- Current Status
- In Season
- 88 minutes
- Wide Release Date
- Eddie Griffin, Orlando Jones, Garcelle Beauvais-Nilon, Vivica A. Fox, Gary Grubbs, Sterling Macer Jr., Benny Nieves, Daniel Roebuck
- George Gallo
- Kumbaya Productions, Permut Presentations, Rat Entertainment, Touchstone Pictures
- Buena Vista Pictures
- George Gallo
- Comedy, Mystery and Thriller
We gave it a D
Twenty years ago, I sat in a theater waiting to see ”Stir Crazy” and watched a couple of fellow patrons, who looked to be all of 9, saunter down to their seats doing a pitch perfect imitation of Richard Pryor and Gene Wilder in the trailer (”That’s right — we bad!”). The movie hadn’t even started yet, and already these two knew its best gag by heart.
They might have felt right at home watching Double Take, another racial cartoon buddy movie that eagerly flogs its best laugh — indeed, its only laugh — in the trailer.
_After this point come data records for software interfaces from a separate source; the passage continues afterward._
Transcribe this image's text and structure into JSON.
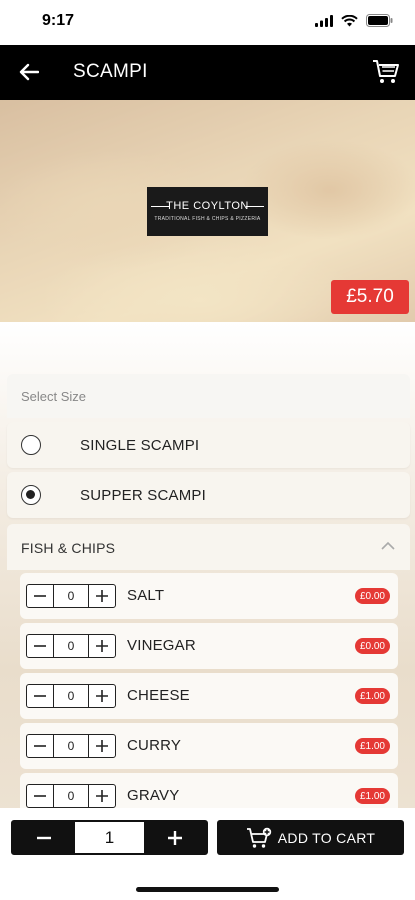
{
  "status_bar": {
    "time": "9:17"
  },
  "header": {
    "title": "SCAMPI",
    "back_icon": "arrow-left-icon",
    "cart_icon": "cart-icon"
  },
  "hero": {
    "logo_title": "THE COYLTON",
    "logo_subtitle": "TRADITIONAL FISH & CHIPS & PIZZERIA",
    "price": "£5.70"
  },
  "size": {
    "label": "Select Size",
    "options": [
      {
        "label": "SINGLE SCAMPI",
        "selected": false
      },
      {
        "label": "SUPPER SCAMPI",
        "selected": true
      }
    ]
  },
  "addons": {
    "group_title": "FISH & CHIPS",
    "expanded": true,
    "items": [
      {
        "name": "SALT",
        "qty": "0",
        "price": "£0.00"
      },
      {
        "name": "VINEGAR",
        "qty": "0",
        "price": "£0.00"
      },
      {
        "name": "CHEESE",
        "qty": "0",
        "price": "£1.00"
      },
      {
        "name": "CURRY",
        "qty": "0",
        "price": "£1.00"
      },
      {
        "name": "GRAVY",
        "qty": "0",
        "price": "£1.00"
      }
    ]
  },
  "footer": {
    "quantity": "1",
    "add_to_cart": "ADD TO CART"
  },
  "colors": {
    "accent": "#e53935",
    "bar": "#000000"
  }
}
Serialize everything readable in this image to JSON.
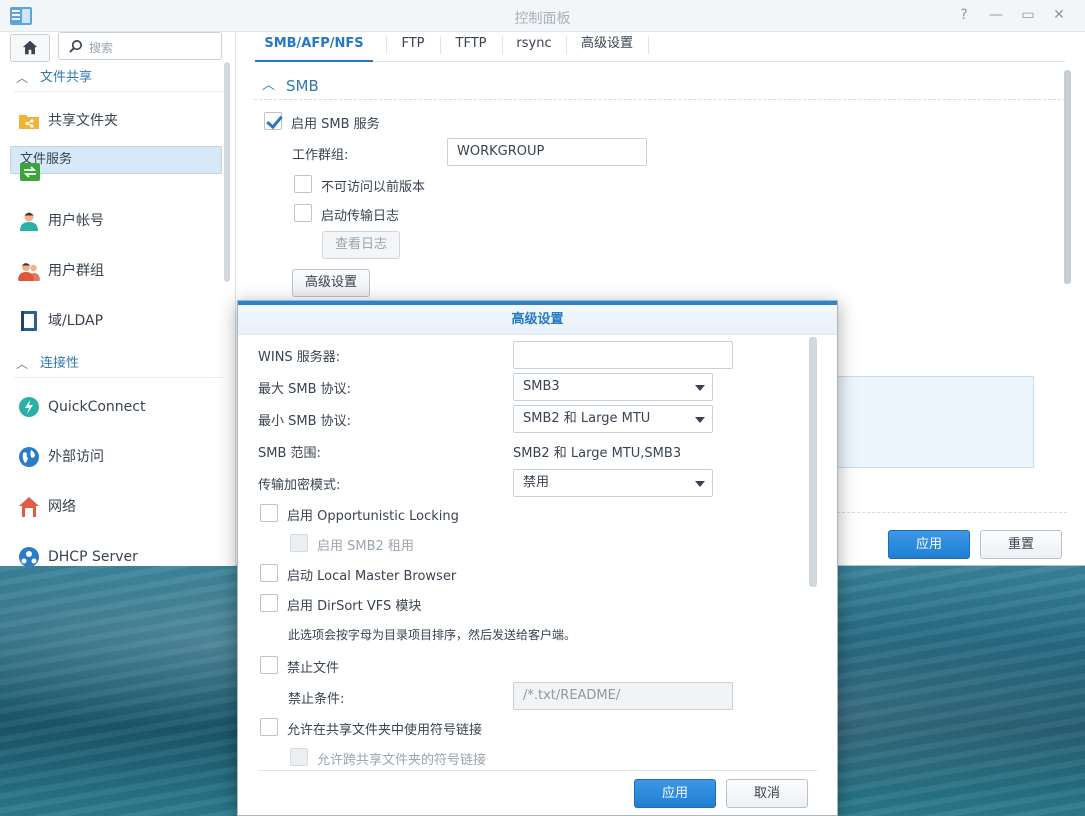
{
  "window": {
    "title": "控制面板"
  },
  "sidebar": {
    "search_placeholder": "搜索",
    "sections": [
      {
        "label": "文件共享"
      },
      {
        "label": "连接性"
      }
    ],
    "items": [
      {
        "label": "共享文件夹",
        "icon": "shared-folder-icon"
      },
      {
        "label": "文件服务",
        "icon": "file-services-icon"
      },
      {
        "label": "用户帐号",
        "icon": "user-icon"
      },
      {
        "label": "用户群组",
        "icon": "group-icon"
      },
      {
        "label": "域/LDAP",
        "icon": "ldap-icon"
      },
      {
        "label": "QuickConnect",
        "icon": "quickconnect-icon"
      },
      {
        "label": "外部访问",
        "icon": "globe-icon"
      },
      {
        "label": "网络",
        "icon": "network-icon"
      },
      {
        "label": "DHCP Server",
        "icon": "dhcp-icon"
      }
    ]
  },
  "tabs": [
    {
      "label": "SMB/AFP/NFS"
    },
    {
      "label": "FTP"
    },
    {
      "label": "TFTP"
    },
    {
      "label": "rsync"
    },
    {
      "label": "高级设置"
    }
  ],
  "smb": {
    "header": "SMB",
    "enable_label": "启用 SMB 服务",
    "workgroup_label": "工作群组:",
    "workgroup_value": "WORKGROUP",
    "prev_versions_label": "不可访问以前版本",
    "transfer_log_label": "启动传输日志",
    "view_log_button": "查看日志",
    "advanced_button": "高级设置"
  },
  "main_footer": {
    "apply": "应用",
    "reset": "重置"
  },
  "dialog": {
    "title": "高级设置",
    "wins_label": "WINS 服务器:",
    "wins_value": "",
    "max_smb_label": "最大 SMB 协议:",
    "max_smb_value": "SMB3",
    "min_smb_label": "最小 SMB 协议:",
    "min_smb_value": "SMB2 和 Large MTU",
    "range_label": "SMB 范围:",
    "range_value": "SMB2 和 Large MTU,SMB3",
    "encrypt_label": "传输加密模式:",
    "encrypt_value": "禁用",
    "oplock_label": "启用 Opportunistic Locking",
    "smb2_lease_label": "启用 SMB2 租用",
    "local_master_label": "启动 Local Master Browser",
    "dirsort_label": "启用 DirSort VFS 模块",
    "dirsort_desc": "此选项会按字母为目录项目排序，然后发送给客户端。",
    "veto_label": "禁止文件",
    "veto_cond_label": "禁止条件:",
    "veto_cond_placeholder": "/*.txt/README/",
    "symlink_label": "允许在共享文件夹中使用符号链接",
    "cross_symlink_label": "允许跨共享文件夹的符号链接",
    "apply": "应用",
    "cancel": "取消"
  },
  "colors": {
    "accent": "#2579c4",
    "selected_bg": "#d6e9f8",
    "primary_button": "#1f7fd2"
  }
}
Daryl (Orlando Jones), a refined Wall Street banker on the run from a drug cartel, has traded places with Freddy (Eddie Griffin), a nattering hustler whose bony, toothy face is engulfed in an explosion of flyaway hair. Daryl, launching into a shameless caricature of a ghetto lush, proceeds to chew out an Amtrak waiter for the crime of not having in stock any ”Schlitz!? malt!? licka!” Good joke. End of the movie’s humorous imagination.
”Double Take” is one of those ineptly laborious ”comic thrillers” in which the plot, which ought to be a rinky dink skeleton for gags, ends up shooting off into more arbitrary convolutions than a script conference for ”Mission: Impossible 6.” The hook of the movie is, or should have been, watching the yuppie and the street hustler at once mock and inhabit each other’s roles. Instead, they simply exchange outfits and act, for the most part, like their old predictable selves.
The movie celebrates a quaintly nostalgic, retro ’80s image of street fashion insignia (Kangol caps, break dancing, gold chains that look like they just fell off the necks of Run DMC), and since Griffin, with his stylized croaky rasp, carries on like an idiot white movie executive’s idea of ”the new Chris Tucker,” the movie seems to be working overtime to make even its wildest performer look as harmless as possible. That’s not funny — it’s the Hollywood shuffle.